Using the records below, give the number of lines where the string "spilgtumu" shows up. Add nothing to it.
Start of Material to process
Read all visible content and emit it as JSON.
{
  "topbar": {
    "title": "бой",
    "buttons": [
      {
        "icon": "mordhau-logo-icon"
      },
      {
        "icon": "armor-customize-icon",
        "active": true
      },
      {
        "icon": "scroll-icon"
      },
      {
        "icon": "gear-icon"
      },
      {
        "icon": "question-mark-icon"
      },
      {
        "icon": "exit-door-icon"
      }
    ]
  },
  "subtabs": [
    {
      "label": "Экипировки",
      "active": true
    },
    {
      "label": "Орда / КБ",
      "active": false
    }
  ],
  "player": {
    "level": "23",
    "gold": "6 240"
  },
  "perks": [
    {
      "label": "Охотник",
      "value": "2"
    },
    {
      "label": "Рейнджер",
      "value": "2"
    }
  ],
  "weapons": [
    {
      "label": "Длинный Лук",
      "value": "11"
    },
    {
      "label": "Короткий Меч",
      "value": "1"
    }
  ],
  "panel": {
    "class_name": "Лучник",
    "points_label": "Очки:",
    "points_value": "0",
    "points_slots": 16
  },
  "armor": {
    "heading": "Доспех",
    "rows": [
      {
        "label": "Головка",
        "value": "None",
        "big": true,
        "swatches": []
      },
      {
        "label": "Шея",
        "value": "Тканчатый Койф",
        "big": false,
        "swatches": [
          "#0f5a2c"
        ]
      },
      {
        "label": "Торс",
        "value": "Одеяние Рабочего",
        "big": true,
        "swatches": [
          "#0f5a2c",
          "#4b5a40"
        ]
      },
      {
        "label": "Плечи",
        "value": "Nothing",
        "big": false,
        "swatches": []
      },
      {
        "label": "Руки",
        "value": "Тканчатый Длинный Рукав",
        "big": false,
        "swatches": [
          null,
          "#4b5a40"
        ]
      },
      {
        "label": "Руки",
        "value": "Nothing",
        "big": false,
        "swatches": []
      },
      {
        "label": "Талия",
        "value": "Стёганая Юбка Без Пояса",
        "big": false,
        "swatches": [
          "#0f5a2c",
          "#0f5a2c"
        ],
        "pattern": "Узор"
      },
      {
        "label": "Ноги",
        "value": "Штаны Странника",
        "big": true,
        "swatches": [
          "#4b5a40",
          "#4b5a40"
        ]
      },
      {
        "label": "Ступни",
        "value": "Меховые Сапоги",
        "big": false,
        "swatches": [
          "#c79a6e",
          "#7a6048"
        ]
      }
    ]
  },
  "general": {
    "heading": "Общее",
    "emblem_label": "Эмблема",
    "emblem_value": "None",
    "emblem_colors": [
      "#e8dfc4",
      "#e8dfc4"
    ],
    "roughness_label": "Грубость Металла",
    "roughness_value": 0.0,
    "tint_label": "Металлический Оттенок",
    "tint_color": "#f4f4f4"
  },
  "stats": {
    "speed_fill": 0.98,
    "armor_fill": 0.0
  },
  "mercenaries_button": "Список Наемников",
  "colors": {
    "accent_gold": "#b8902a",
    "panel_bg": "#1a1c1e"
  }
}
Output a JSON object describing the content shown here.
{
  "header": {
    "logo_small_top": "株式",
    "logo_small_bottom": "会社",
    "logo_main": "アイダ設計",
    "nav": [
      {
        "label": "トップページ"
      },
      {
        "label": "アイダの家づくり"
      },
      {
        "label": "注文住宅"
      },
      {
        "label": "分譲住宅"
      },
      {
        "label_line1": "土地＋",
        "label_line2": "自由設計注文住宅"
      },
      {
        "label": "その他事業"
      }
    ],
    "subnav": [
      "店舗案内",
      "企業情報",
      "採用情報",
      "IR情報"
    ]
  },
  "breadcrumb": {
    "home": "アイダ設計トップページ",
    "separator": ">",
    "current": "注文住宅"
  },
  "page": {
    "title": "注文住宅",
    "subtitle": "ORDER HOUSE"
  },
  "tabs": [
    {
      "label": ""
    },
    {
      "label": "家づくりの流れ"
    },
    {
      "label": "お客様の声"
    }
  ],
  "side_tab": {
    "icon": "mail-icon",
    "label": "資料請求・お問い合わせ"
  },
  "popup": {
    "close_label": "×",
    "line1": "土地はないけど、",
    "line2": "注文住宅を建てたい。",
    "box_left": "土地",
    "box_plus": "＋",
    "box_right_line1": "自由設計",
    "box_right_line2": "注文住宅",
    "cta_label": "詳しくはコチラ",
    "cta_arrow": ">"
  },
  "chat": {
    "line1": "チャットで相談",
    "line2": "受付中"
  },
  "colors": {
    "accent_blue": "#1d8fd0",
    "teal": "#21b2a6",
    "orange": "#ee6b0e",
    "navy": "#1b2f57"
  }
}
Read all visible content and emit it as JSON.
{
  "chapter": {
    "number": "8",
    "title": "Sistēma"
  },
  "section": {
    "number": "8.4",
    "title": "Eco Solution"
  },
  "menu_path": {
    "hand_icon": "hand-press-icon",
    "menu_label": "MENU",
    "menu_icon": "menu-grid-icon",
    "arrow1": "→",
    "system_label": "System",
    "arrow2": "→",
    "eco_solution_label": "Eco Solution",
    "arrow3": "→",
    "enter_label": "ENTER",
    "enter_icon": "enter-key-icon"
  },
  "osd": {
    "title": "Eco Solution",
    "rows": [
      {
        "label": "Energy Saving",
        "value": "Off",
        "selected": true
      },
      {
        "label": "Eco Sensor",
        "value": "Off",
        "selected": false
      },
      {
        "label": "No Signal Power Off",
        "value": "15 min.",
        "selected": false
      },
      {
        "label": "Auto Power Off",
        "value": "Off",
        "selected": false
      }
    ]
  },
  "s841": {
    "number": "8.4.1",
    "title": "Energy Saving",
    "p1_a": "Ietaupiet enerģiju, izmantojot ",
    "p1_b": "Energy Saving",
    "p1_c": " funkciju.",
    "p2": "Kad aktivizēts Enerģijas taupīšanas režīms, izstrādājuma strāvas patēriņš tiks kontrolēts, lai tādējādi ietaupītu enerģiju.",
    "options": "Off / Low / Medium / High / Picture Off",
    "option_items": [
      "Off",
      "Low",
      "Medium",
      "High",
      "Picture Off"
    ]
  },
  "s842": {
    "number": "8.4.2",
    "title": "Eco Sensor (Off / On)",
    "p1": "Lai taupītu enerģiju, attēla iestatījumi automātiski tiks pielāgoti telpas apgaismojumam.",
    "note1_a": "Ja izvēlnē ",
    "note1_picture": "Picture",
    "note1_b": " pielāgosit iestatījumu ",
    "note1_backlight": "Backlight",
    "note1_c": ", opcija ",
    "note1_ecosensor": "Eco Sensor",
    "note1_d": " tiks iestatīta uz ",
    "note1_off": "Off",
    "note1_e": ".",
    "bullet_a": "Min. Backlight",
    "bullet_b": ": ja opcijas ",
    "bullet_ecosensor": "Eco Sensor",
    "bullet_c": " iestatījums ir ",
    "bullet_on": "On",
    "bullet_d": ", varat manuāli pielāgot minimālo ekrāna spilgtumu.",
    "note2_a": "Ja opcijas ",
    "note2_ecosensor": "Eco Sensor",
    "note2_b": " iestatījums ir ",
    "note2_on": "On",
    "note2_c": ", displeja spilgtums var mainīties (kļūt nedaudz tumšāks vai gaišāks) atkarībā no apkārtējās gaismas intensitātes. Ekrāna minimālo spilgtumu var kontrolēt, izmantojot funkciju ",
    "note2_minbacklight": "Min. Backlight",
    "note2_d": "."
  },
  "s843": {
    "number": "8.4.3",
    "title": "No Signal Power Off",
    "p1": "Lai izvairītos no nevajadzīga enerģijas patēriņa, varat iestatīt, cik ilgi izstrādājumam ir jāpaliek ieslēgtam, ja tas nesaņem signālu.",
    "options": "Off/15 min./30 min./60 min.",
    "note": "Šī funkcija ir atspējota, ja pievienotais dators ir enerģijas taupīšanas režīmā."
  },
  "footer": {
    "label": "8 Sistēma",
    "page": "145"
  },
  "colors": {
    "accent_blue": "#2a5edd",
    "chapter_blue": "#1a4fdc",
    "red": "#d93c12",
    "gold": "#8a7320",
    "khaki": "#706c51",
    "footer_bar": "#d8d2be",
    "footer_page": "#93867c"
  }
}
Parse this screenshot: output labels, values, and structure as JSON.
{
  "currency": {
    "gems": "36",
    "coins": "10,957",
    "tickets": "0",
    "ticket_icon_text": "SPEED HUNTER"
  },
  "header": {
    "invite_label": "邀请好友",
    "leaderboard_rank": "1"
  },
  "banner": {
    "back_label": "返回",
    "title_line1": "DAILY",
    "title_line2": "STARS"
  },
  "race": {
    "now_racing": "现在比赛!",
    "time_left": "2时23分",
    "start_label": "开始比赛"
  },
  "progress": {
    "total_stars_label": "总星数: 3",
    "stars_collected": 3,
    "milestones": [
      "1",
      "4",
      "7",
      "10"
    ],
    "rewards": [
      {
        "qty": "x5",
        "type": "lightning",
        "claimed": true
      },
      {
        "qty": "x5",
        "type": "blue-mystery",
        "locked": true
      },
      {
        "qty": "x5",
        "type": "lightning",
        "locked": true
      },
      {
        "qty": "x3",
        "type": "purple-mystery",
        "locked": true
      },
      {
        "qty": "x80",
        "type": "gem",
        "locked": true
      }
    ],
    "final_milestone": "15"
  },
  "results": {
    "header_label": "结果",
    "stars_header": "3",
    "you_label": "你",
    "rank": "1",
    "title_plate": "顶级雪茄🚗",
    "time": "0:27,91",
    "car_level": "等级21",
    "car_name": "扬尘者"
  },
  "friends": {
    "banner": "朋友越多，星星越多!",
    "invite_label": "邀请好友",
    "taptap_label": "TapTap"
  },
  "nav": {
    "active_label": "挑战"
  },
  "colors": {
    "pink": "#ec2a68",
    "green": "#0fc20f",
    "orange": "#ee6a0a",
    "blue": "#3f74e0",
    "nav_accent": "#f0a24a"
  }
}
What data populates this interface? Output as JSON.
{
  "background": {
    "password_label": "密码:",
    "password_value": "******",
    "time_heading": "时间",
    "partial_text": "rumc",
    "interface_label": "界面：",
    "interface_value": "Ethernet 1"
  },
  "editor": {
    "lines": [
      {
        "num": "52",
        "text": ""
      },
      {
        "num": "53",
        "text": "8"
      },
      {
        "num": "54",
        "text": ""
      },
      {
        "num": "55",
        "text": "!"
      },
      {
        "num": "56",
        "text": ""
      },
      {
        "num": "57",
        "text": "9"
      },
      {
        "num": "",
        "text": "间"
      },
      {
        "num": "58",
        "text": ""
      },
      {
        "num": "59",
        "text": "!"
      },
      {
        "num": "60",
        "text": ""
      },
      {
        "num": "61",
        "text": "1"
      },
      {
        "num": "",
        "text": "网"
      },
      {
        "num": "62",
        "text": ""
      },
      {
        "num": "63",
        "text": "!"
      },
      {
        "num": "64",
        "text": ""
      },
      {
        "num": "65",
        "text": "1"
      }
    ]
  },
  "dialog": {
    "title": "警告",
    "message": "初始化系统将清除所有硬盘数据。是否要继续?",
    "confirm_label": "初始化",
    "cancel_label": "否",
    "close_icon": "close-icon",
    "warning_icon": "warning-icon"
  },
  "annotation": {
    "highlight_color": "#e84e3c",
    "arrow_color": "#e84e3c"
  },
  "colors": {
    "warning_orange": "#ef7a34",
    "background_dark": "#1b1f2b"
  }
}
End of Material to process
• Solution to this exercise: 2